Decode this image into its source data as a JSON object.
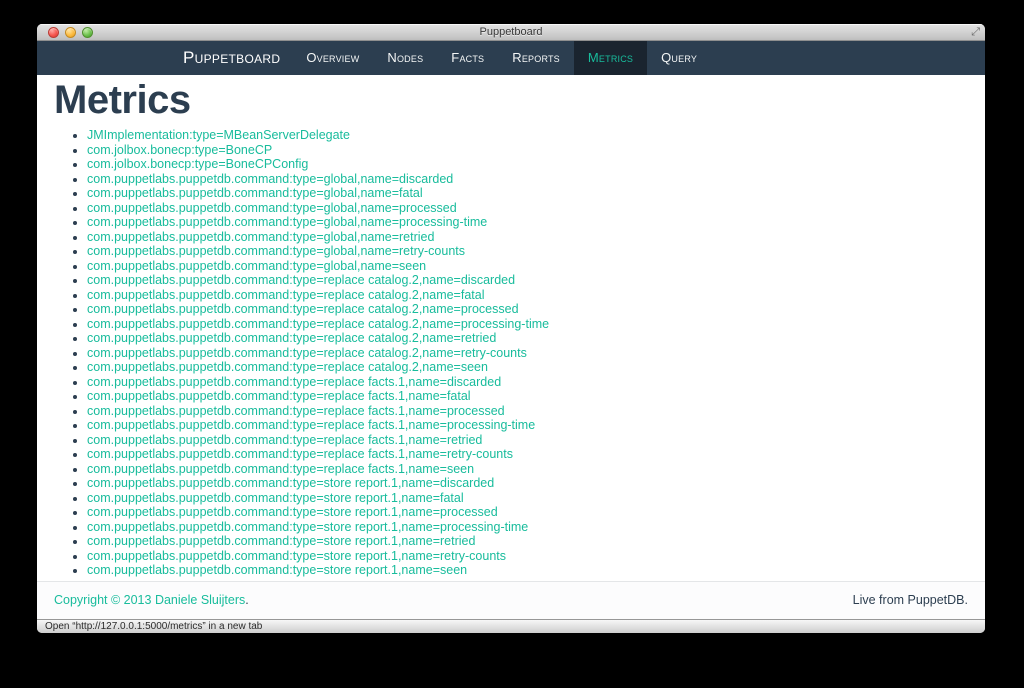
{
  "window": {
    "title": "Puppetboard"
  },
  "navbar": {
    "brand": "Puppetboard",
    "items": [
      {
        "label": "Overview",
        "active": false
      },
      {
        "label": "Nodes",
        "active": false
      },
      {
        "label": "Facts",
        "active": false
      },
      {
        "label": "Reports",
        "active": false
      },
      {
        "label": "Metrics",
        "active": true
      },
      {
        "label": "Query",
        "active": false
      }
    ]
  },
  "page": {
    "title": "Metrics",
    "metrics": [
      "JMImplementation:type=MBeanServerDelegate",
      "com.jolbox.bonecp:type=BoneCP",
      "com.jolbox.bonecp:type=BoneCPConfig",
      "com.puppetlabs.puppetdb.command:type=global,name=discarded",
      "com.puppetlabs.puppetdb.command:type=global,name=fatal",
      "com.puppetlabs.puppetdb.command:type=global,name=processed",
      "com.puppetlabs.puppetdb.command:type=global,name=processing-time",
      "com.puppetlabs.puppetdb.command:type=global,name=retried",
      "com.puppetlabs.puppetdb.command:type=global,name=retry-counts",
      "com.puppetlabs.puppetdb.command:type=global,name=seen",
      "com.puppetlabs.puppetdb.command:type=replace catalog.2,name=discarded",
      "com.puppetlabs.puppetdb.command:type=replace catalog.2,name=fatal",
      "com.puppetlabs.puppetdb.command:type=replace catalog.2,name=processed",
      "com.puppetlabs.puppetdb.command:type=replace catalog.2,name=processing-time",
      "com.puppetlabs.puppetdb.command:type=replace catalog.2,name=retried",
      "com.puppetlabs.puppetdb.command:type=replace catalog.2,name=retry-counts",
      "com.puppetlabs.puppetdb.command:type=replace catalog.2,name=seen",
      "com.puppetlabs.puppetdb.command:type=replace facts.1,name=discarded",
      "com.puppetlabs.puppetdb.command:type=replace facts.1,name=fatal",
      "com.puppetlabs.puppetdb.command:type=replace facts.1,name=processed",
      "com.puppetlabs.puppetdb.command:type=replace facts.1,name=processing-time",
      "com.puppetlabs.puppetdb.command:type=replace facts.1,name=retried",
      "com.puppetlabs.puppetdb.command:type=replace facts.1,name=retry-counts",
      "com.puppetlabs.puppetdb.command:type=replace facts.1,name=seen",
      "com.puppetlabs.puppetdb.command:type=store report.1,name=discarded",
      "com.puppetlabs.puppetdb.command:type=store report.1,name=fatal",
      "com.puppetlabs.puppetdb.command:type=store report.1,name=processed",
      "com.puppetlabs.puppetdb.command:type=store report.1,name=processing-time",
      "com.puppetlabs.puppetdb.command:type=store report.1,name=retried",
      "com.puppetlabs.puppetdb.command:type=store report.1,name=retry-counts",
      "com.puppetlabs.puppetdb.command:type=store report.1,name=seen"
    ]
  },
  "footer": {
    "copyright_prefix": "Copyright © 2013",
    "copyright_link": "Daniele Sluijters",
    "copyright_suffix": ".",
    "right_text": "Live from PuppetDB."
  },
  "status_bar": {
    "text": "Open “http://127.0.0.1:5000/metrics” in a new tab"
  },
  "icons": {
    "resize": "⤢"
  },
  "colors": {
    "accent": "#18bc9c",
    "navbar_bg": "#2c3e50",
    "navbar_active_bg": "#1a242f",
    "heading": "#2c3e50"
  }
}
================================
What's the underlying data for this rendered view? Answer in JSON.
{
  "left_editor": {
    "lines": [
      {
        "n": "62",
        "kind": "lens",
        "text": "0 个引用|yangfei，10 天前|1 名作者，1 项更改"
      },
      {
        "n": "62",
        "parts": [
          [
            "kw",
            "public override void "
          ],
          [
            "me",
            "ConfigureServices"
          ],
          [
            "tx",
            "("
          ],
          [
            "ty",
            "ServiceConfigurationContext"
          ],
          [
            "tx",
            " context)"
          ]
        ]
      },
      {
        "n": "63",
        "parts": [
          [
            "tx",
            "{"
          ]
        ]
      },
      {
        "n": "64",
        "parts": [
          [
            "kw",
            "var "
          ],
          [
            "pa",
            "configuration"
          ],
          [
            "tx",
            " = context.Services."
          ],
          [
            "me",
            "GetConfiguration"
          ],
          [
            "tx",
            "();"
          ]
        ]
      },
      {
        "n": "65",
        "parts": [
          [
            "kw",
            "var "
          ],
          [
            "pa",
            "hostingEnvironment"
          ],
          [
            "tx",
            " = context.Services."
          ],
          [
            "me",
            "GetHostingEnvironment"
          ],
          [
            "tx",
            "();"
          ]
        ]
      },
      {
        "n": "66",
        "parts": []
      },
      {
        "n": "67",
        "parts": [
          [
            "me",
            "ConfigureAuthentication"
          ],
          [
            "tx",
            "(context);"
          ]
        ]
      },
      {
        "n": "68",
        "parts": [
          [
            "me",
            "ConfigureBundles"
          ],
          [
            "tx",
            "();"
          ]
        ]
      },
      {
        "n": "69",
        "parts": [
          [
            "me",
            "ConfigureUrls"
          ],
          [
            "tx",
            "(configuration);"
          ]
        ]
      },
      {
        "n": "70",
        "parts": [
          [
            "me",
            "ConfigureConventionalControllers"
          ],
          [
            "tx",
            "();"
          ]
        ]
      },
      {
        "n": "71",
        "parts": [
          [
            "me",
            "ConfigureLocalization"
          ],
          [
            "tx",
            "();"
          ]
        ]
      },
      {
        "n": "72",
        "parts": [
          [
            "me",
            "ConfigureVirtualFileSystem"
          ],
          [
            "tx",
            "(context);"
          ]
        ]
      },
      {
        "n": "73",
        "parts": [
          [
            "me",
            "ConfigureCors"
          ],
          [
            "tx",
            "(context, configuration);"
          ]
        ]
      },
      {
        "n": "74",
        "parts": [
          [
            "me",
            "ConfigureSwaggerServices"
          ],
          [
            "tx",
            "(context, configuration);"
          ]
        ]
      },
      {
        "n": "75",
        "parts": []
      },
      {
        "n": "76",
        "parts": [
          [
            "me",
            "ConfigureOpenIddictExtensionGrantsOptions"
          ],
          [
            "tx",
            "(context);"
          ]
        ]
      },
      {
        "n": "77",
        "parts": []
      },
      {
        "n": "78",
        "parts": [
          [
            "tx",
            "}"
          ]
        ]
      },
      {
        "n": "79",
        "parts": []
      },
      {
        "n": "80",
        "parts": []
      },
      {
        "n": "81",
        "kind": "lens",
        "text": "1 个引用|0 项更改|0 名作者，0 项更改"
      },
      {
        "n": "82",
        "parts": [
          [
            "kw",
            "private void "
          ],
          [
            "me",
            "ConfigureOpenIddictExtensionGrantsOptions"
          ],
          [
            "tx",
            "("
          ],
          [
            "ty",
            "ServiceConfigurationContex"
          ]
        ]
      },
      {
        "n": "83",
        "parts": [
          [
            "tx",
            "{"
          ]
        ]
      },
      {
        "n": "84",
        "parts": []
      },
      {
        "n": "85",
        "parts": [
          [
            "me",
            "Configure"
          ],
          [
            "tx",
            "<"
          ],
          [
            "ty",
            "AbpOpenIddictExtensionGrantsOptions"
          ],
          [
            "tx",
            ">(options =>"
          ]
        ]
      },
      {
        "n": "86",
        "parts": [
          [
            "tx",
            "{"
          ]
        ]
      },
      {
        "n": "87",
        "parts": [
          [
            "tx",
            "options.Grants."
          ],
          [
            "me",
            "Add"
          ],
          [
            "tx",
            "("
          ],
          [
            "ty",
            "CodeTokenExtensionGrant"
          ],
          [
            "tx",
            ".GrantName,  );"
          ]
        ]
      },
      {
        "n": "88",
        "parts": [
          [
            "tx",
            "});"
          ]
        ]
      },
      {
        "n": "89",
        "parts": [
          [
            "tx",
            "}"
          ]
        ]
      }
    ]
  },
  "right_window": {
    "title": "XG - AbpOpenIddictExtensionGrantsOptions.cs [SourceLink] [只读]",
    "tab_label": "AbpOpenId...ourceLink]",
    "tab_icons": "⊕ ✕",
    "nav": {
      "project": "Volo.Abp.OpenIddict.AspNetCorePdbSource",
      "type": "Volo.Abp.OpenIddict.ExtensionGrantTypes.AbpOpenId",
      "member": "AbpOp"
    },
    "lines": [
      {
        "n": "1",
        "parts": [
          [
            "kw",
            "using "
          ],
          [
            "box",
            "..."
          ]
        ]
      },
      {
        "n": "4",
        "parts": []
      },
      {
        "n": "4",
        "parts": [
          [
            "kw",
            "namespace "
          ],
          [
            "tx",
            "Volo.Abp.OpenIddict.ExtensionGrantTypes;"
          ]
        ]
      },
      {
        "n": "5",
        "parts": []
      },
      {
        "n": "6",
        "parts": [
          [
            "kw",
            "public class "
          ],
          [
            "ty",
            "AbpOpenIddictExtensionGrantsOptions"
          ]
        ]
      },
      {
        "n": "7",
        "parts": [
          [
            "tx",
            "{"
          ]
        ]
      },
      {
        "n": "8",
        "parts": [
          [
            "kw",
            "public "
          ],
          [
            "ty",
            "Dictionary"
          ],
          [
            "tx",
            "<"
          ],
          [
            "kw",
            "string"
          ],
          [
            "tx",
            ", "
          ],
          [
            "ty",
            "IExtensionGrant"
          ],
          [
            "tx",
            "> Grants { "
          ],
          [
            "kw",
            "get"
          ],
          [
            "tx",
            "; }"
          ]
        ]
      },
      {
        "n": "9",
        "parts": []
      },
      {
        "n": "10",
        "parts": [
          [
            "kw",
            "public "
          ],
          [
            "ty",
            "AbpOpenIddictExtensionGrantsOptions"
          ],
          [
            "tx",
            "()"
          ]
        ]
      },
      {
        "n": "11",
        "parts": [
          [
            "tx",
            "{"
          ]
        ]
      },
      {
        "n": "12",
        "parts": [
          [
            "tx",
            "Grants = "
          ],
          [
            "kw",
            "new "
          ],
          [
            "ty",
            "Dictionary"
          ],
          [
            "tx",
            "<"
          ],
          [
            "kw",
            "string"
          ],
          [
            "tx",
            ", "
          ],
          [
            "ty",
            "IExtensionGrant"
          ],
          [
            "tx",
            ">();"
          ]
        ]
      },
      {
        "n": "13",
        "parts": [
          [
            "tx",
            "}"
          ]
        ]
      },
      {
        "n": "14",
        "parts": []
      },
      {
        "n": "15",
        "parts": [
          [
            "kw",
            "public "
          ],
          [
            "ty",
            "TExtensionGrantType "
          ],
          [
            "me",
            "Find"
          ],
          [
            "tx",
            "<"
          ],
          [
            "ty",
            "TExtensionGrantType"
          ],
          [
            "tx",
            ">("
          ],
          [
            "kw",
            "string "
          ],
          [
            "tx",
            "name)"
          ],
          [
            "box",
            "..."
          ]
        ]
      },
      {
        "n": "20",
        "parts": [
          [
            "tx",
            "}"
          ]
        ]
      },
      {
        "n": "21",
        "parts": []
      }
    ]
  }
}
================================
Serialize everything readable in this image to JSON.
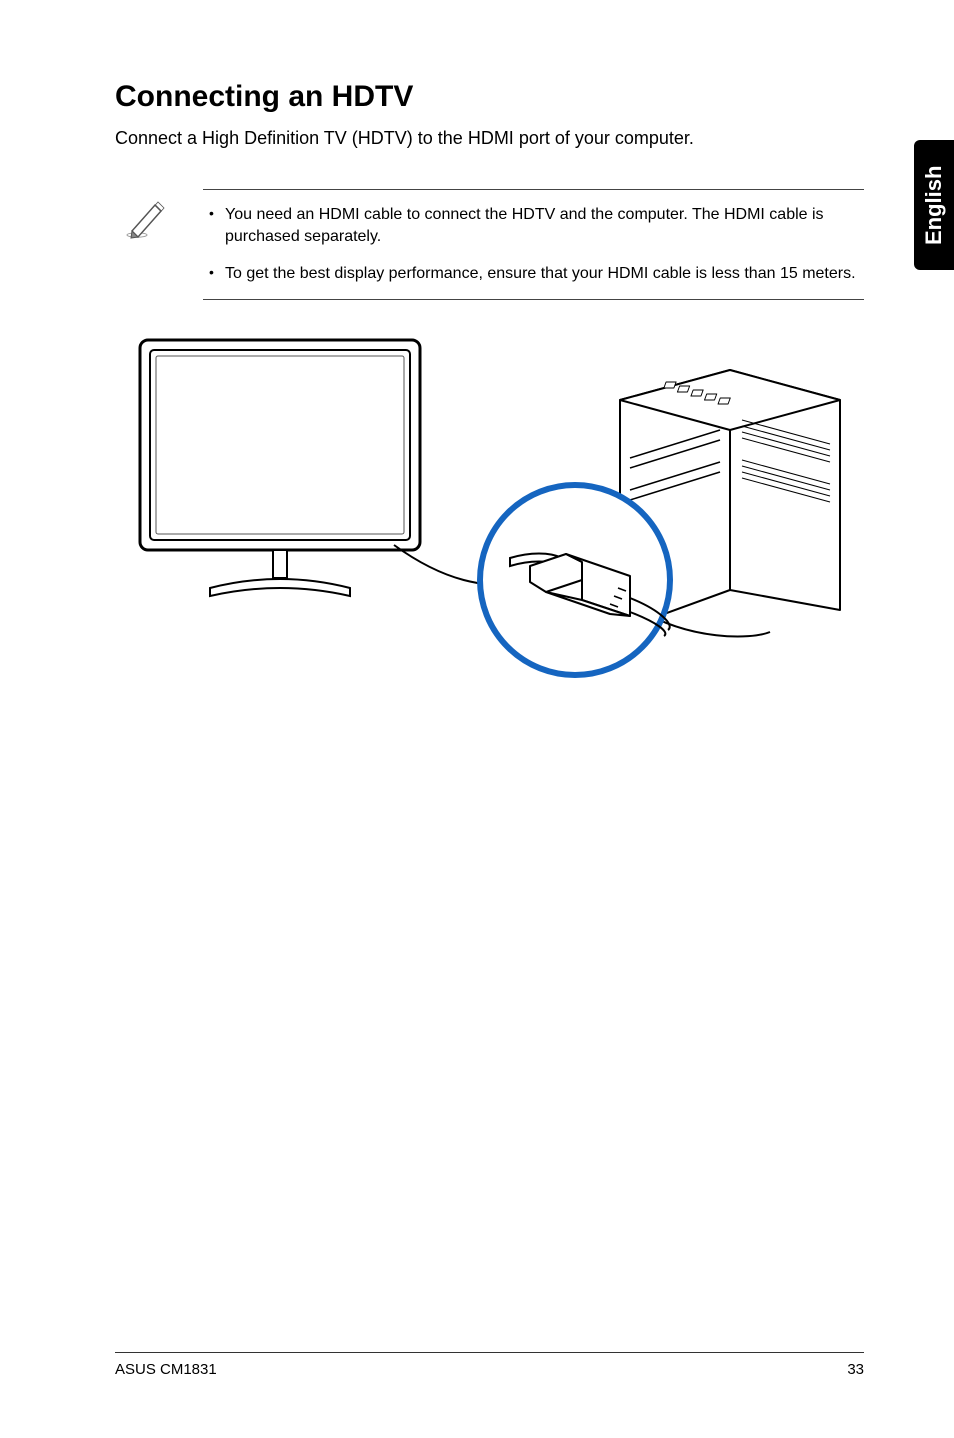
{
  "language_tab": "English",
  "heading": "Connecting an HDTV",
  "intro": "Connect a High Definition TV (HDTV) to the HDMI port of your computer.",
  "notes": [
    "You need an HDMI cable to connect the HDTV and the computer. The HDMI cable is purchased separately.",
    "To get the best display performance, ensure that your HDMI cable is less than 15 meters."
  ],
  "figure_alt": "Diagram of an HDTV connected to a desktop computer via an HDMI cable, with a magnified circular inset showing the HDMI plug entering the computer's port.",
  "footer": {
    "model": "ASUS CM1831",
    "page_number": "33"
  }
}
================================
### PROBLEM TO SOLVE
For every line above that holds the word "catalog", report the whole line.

### WORKED SOLUTION
      "com.puppetlabs.puppetdb.command:type=replace catalog.2,name=discarded",
      "com.puppetlabs.puppetdb.command:type=replace catalog.2,name=fatal",
      "com.puppetlabs.puppetdb.command:type=replace catalog.2,name=processed",
      "com.puppetlabs.puppetdb.command:type=replace catalog.2,name=processing-time",
      "com.puppetlabs.puppetdb.command:type=replace catalog.2,name=retried",
      "com.puppetlabs.puppetdb.command:type=replace catalog.2,name=retry-counts",
      "com.puppetlabs.puppetdb.command:type=replace catalog.2,name=seen",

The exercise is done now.